Grant is only 27 and he looks to be a foundational piece for the Pistons’ rebuild, at least in the short term. He just finished the first season of a three-year contract and anything beyond that is uncertain, but there’s a bond between Grant and Weaver that at least suggests that a few more years could be in the cards if the rebuild continues as it has.
Weaver’s vision and his ability to put together a roster is part of what brought Grant to Detroit — and it could be what keeps him here. Weaver made an impression when he was in the front office with the Oklahoma City Thunder and Grant spent three seasons there.

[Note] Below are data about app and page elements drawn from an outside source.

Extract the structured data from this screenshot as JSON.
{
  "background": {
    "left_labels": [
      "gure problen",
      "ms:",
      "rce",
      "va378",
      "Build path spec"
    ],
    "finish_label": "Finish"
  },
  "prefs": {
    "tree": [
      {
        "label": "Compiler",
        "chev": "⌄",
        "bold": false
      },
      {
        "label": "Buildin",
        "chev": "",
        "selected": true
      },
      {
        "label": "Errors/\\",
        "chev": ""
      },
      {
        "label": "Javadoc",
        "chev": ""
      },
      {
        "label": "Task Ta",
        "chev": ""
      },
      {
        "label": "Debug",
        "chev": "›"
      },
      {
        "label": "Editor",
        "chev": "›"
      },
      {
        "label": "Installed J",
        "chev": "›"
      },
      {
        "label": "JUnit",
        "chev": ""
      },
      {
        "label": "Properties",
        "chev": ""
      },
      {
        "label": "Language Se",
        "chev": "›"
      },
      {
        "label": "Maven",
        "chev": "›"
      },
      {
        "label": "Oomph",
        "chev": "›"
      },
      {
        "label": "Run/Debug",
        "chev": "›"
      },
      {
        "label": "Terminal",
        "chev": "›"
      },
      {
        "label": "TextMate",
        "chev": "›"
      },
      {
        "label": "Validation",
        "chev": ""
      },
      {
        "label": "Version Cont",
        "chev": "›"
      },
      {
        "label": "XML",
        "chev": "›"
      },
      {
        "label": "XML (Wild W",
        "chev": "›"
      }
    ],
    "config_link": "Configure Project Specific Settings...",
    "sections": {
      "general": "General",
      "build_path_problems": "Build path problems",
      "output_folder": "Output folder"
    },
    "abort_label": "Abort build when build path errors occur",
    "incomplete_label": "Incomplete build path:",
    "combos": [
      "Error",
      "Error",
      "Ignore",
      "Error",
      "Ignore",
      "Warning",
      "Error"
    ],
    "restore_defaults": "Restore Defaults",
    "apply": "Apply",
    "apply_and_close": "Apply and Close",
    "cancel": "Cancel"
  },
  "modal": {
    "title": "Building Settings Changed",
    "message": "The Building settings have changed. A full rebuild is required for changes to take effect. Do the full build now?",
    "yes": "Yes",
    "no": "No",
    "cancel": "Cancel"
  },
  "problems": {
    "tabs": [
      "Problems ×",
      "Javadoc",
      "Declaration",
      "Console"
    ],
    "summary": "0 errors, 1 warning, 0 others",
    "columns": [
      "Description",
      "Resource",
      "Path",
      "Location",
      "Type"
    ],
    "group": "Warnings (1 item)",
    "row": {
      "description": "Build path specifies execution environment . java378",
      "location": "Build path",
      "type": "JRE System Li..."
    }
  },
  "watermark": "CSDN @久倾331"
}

“I’m just as confident as I was when I made the decision in Troy. We’ve got trust between us,” Grant said. “I’m not worried about what’s going to happen in the offseason. I’m focusing on myself and focusing on what I can do with my teammates. Whoever he brings in and whoever we have, that’s what we’re going to work with.”
Grant was in the discussion for an All-Star spot but with the other standout forwards in the East, he wasn’t selected. That looks to be the goal for next season, and Casey has a roadmap of how to help Grant get there.
“(I told Jerami) you can be a really good player right now. Your next step is to get out of the conversation of most improved and get in the conversation of being an All-Star,” Casey said. “What helps you to be an All-Star is for us to win and for us to be in the playoff conversation. If we’re in the playoff contention, that helps you to be an All-Star conversation.”
Grant said that he would take a little bit of time off before he begins his summer work, with a specific list of areas of improvement devised by Casey and the coaching staff. Grant knows that it’ll be different than any offseason in his career because of his expanded role.
“Yeah, I’ll definitely prepare differently this offseason. I think every offseason, I prepare differently; my role has changed pretty much from year to year,” he said. “It’s a new role for me, so I know what I need to work on. There are a lot of things that I want to get better at. That’s the name of the game.”
The improvement plan entails Grant getting stronger and better preparing himself for the contact that became so commonplace on his drives to the basket. Instead of driving and hoping for contact, Casey wants Grant to swing the ball for an open shot, which will save on some of the wear and tear.
“He’s committed to the gym this summer to get stronger in his upper body and his legs so he can take those hits. He needs to continue to work on his passing, kicking out and moving the ball, because now he’s going to see extra bodies come to him,” Casey said. “He has to get used to seeing extra bodies come at him, get rid of it and trust and it’s going to come back (to him).”
More to be done
Grant scored in double figures in 50 of his 54 games, and his success isn’t built on being a do-it-all player who takes all the shots. He’s an underrated passer and had a career-best 2.8 assists this season. More than his own scoring, the Pistons’ success will be built on having other scoring options around him, such as Bey and Stewart, and making the defense stay honest in guarding them all.
With that, Grant has confidence in the young players and their role in the rebuild. It’s still in the beginning phases, but there’s a roadmap to getting to playoff contention that he sees clearly.
“There’s a lot of work that needs to be put in, in order for us to get to where we want to get to next year — but it’s doable. I think that’s the biggest thing,” Grant said. “We’re capable of getting a lot better, and that’s what we’ve got to do.”
After next season, the Pistons will have significant space in the salary cap where they can bring in another top-tier free agent to complement Grant. Along with their own internal development, that should be enough to vault them into contention for the playoffs — and maybe more.
Not just an improved player, but an improved team.